EXERCISE PROMPT: State how many lines in the records hold the word "JSON", giving the number and no other text.
TASK INPUT section start
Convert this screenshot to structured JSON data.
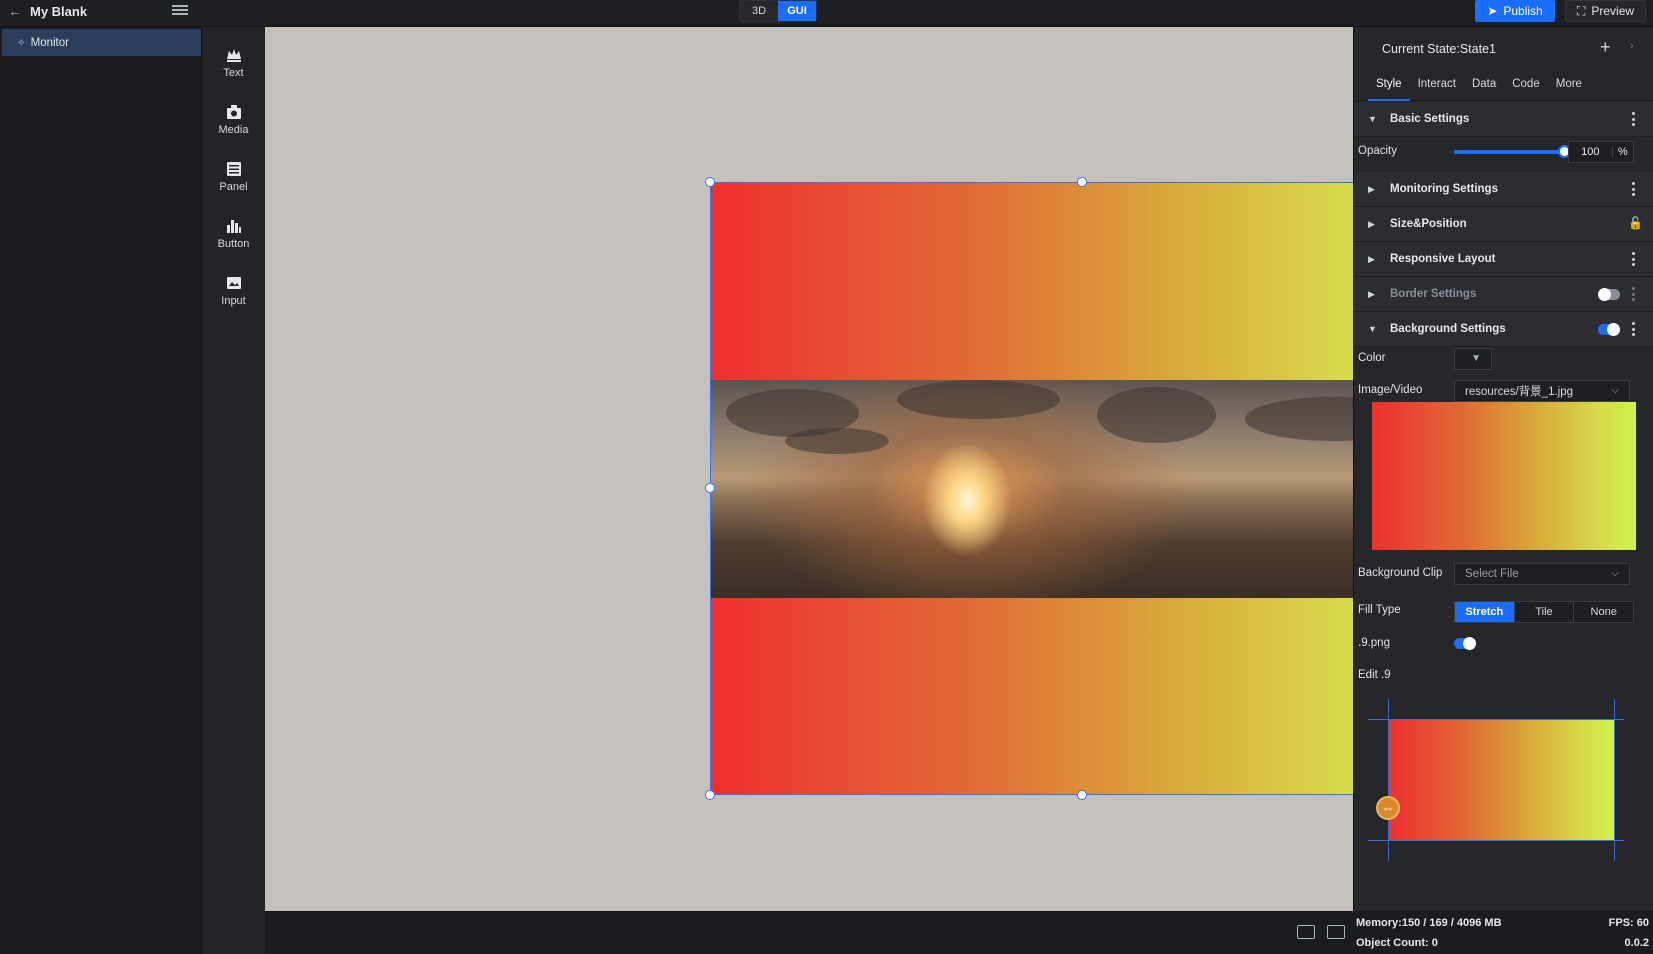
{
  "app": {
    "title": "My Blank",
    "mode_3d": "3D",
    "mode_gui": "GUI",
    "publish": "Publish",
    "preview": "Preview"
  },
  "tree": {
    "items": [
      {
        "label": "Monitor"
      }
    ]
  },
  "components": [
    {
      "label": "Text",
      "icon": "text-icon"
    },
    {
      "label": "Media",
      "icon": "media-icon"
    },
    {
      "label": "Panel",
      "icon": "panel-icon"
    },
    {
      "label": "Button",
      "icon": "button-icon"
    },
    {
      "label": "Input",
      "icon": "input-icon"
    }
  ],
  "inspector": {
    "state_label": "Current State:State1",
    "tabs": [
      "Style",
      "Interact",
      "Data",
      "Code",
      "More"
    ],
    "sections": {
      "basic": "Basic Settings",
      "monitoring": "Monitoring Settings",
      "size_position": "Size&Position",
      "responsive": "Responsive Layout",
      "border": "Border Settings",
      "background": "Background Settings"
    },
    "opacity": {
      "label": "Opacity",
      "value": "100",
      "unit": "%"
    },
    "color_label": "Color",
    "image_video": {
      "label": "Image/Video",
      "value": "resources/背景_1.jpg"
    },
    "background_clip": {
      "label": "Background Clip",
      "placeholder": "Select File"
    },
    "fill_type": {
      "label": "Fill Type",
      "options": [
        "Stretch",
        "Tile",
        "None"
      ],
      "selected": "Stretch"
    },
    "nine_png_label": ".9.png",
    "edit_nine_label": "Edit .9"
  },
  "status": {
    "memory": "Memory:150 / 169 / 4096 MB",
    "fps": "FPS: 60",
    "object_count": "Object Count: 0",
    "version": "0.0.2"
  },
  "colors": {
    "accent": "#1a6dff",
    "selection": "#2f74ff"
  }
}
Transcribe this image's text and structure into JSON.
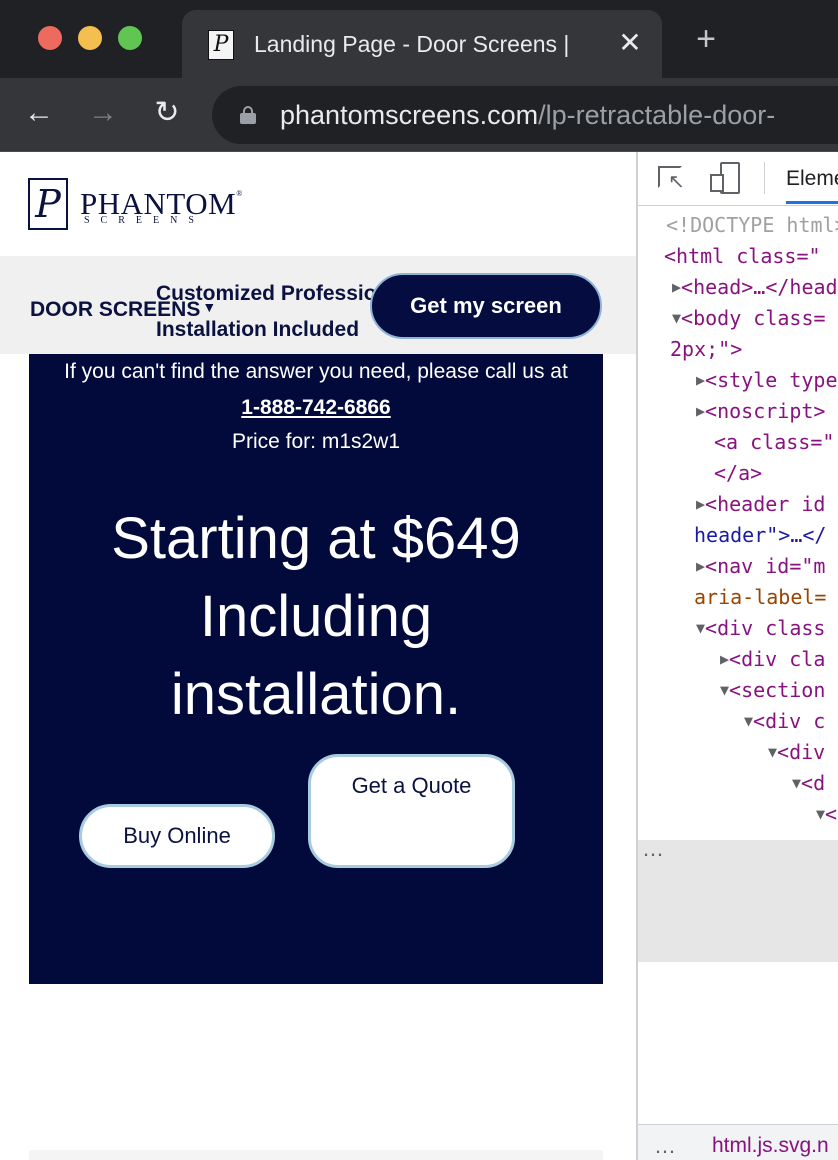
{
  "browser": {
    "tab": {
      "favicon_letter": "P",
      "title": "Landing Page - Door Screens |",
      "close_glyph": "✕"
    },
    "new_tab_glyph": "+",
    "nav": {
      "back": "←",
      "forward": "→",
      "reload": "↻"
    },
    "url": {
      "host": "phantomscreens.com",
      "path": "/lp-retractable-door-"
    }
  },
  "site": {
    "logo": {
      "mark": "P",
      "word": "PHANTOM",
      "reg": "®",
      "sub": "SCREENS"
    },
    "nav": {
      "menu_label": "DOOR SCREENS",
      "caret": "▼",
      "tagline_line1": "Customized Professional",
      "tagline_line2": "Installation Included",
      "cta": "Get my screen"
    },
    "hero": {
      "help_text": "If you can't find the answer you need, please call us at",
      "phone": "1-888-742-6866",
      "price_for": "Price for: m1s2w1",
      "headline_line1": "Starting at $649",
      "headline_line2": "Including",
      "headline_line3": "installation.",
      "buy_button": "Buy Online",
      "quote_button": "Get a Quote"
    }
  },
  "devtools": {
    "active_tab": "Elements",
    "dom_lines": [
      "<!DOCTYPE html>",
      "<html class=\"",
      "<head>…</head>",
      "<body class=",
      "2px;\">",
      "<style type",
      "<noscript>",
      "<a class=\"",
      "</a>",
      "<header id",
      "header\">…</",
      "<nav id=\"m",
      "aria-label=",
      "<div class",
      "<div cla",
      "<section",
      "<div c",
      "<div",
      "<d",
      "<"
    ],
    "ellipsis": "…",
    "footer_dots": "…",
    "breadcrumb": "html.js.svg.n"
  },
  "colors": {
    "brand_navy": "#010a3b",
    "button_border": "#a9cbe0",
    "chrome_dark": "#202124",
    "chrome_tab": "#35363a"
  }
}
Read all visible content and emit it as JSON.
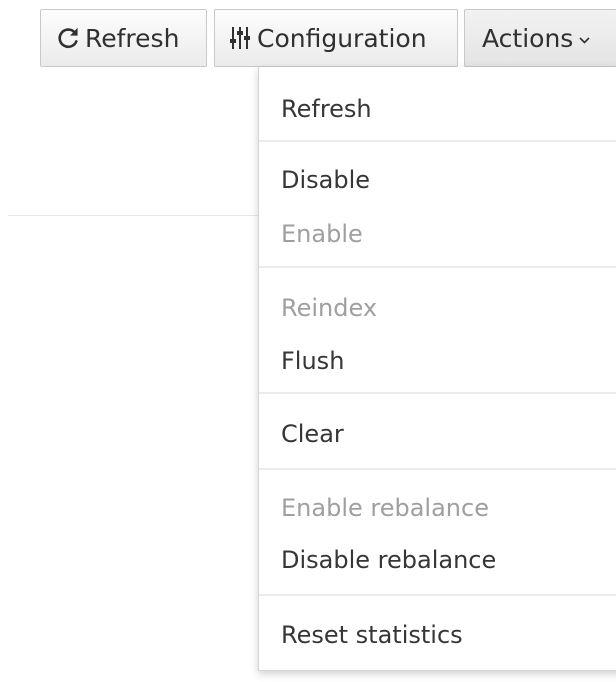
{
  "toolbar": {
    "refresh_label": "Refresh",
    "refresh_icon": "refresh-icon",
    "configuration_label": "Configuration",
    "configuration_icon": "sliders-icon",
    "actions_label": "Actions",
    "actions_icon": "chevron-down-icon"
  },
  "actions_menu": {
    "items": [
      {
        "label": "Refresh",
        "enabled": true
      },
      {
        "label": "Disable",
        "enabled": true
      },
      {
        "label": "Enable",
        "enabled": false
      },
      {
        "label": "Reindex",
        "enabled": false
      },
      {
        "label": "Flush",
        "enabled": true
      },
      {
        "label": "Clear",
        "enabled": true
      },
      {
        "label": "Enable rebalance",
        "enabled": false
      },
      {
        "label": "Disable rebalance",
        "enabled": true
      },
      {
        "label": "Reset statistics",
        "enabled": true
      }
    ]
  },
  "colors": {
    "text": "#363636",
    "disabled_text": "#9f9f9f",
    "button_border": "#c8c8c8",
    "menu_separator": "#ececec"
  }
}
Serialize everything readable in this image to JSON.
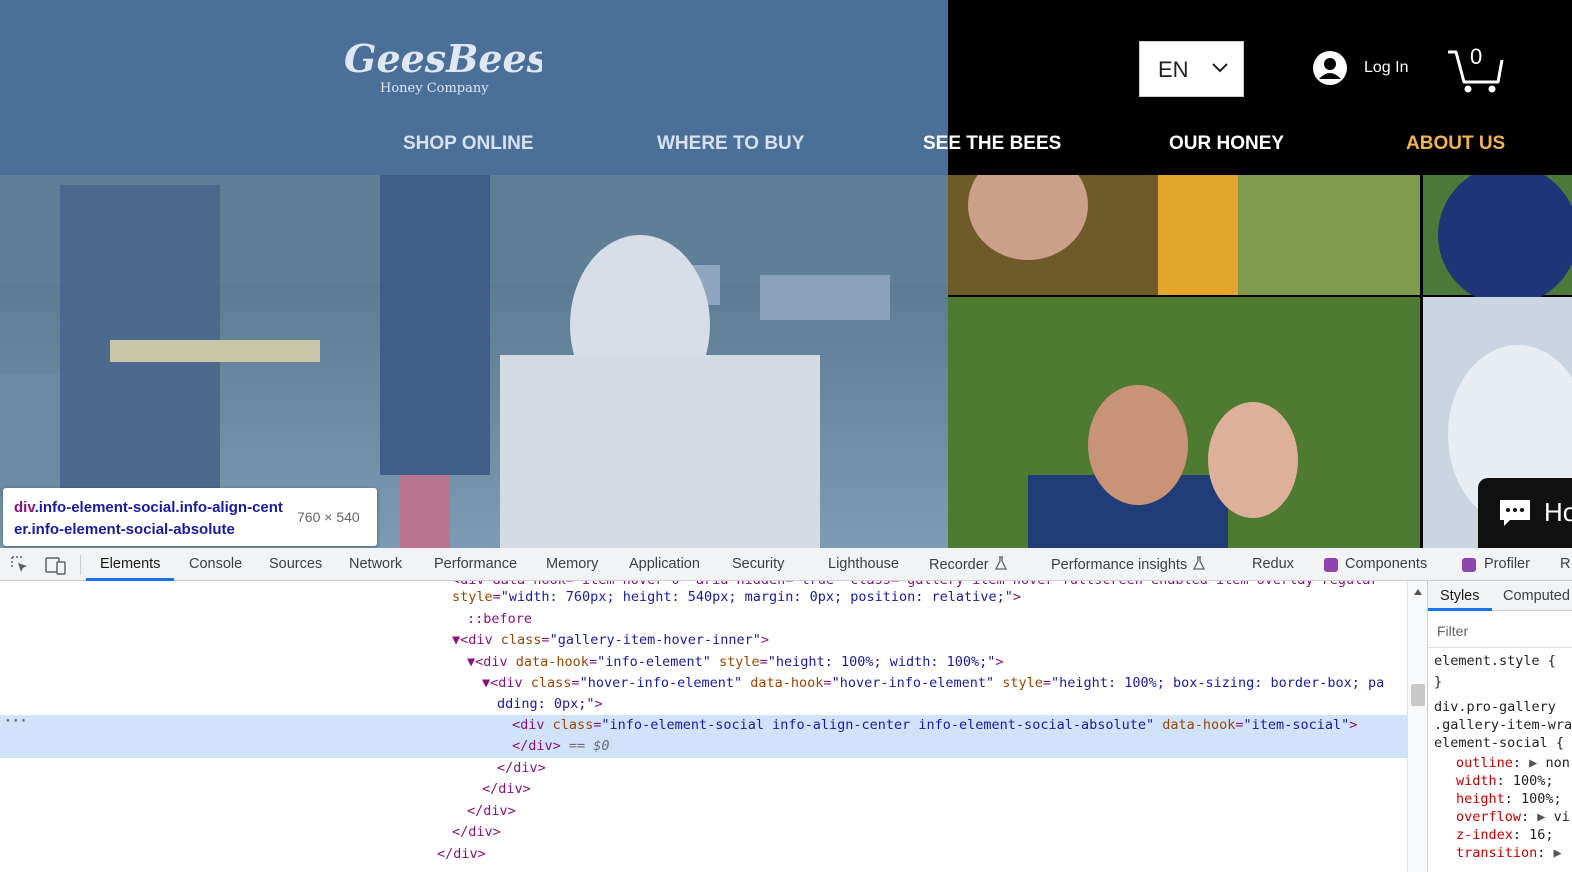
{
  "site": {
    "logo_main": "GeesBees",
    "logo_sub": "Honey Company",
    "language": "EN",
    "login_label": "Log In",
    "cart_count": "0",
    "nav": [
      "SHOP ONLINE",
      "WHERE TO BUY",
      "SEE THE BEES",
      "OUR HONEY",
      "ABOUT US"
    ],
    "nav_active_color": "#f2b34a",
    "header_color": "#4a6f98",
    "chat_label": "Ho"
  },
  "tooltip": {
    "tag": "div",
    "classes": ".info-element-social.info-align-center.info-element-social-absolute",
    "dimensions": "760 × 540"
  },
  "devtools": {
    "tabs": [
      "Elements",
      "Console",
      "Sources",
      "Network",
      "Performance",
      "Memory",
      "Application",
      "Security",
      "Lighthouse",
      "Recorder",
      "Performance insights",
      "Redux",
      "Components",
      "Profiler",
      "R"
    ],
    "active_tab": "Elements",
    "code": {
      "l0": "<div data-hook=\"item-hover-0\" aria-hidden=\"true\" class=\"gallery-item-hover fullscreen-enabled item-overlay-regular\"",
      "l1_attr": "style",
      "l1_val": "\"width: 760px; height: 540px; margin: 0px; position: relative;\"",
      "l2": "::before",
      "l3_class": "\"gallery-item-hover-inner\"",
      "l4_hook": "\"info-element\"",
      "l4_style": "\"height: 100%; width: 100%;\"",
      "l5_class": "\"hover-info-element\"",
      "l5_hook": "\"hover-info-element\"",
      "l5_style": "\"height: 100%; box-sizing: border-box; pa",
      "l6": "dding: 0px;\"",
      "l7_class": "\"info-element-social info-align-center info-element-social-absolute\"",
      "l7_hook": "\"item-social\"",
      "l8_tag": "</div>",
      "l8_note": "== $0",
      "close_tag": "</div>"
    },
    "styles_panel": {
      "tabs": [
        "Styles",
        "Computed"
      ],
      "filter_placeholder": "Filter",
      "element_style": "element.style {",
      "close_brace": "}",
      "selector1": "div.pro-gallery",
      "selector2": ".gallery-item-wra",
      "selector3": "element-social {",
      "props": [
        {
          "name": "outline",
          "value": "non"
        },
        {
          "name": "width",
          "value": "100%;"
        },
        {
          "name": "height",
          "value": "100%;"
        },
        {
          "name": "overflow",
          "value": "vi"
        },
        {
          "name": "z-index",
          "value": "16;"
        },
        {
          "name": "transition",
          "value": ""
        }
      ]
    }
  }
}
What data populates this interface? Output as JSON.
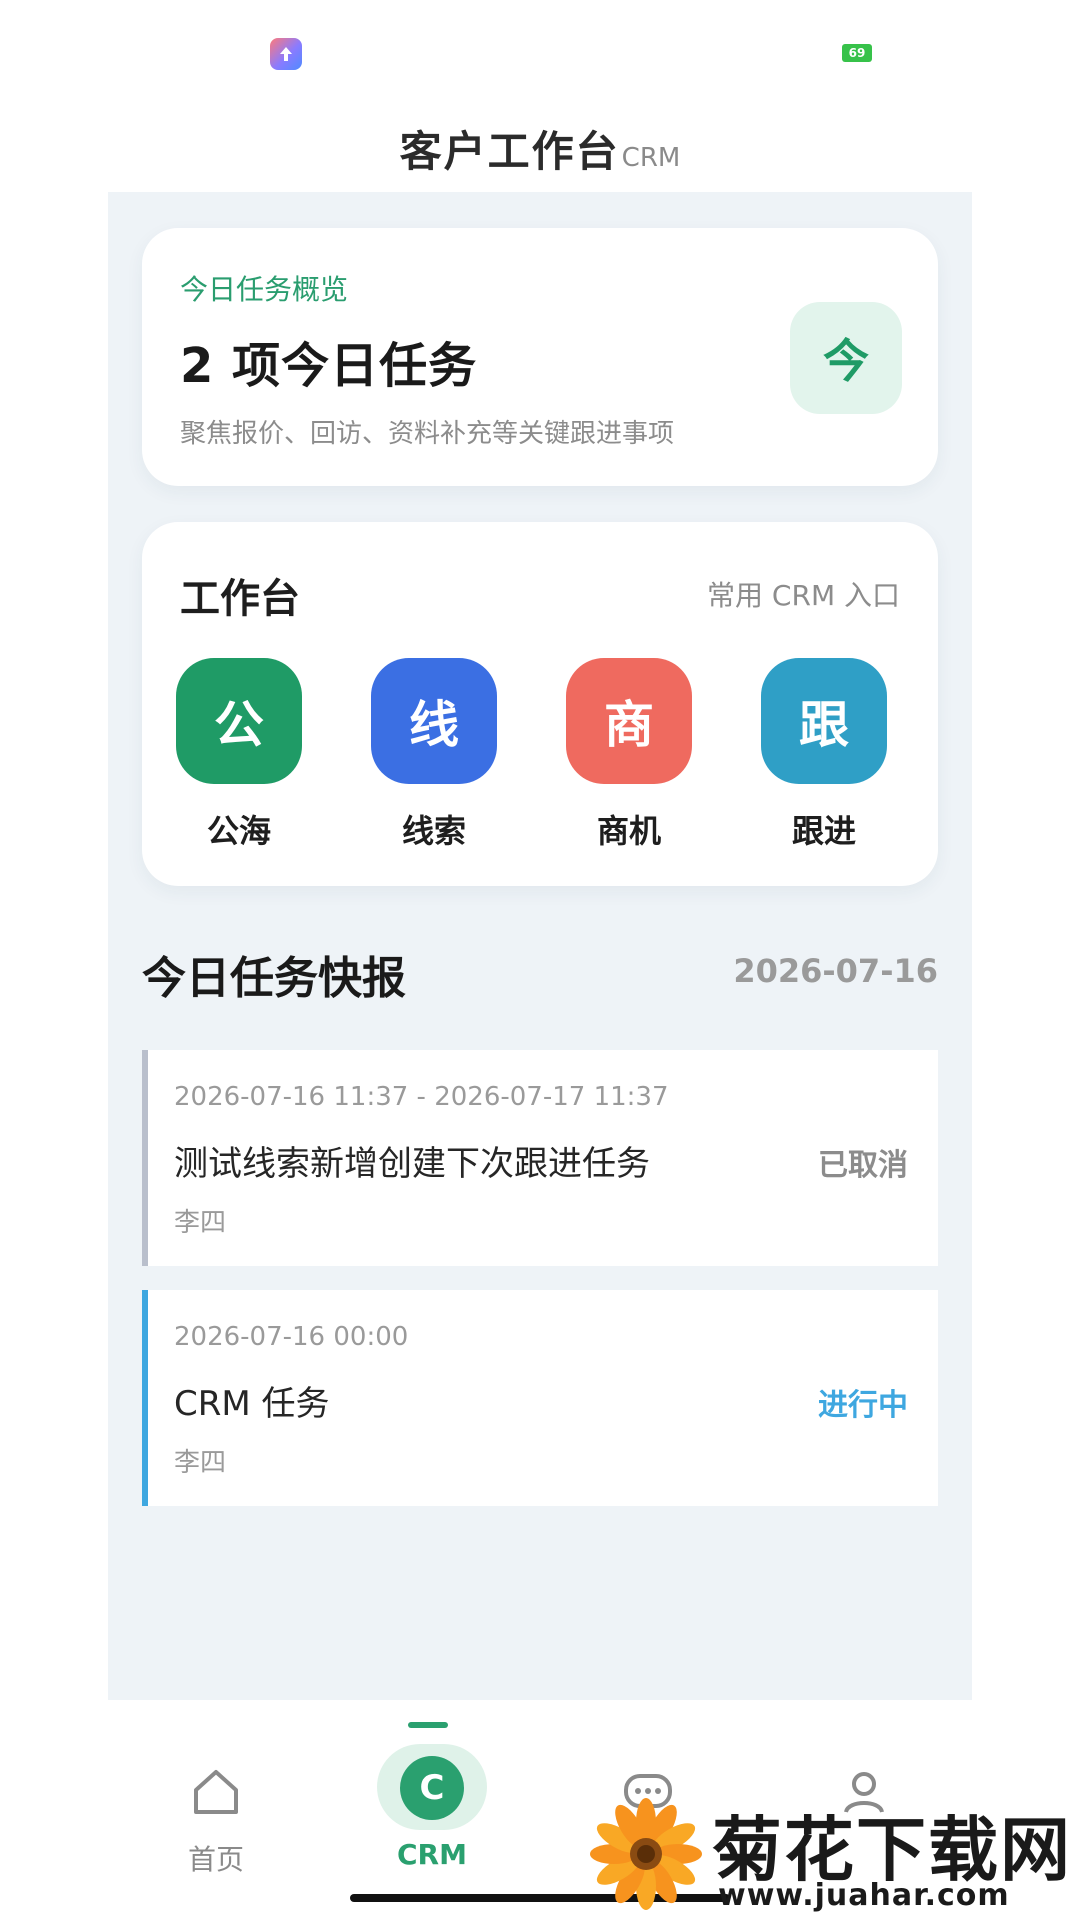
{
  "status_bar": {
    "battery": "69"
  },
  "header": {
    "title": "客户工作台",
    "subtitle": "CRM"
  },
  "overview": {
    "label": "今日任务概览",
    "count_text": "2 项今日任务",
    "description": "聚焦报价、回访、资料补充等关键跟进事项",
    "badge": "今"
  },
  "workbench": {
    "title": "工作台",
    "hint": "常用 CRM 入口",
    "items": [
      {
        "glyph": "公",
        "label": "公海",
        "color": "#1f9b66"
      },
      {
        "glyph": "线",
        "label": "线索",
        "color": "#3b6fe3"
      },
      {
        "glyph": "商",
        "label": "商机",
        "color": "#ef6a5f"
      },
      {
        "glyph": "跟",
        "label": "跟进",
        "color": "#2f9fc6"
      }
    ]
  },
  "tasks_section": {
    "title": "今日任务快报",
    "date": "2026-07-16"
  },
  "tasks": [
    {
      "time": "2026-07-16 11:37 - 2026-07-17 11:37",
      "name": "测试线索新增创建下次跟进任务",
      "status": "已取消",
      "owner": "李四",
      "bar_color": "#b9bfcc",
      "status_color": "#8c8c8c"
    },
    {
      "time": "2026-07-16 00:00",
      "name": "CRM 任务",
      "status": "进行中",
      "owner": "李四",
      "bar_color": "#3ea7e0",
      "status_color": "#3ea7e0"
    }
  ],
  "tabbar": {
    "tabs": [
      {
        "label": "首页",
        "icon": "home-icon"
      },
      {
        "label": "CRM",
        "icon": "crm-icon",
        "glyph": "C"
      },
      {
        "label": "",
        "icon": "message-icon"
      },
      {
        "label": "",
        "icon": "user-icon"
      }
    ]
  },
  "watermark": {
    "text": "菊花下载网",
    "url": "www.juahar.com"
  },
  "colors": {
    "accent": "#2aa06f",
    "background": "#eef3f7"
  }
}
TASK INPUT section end
TASK OUTPUT: 5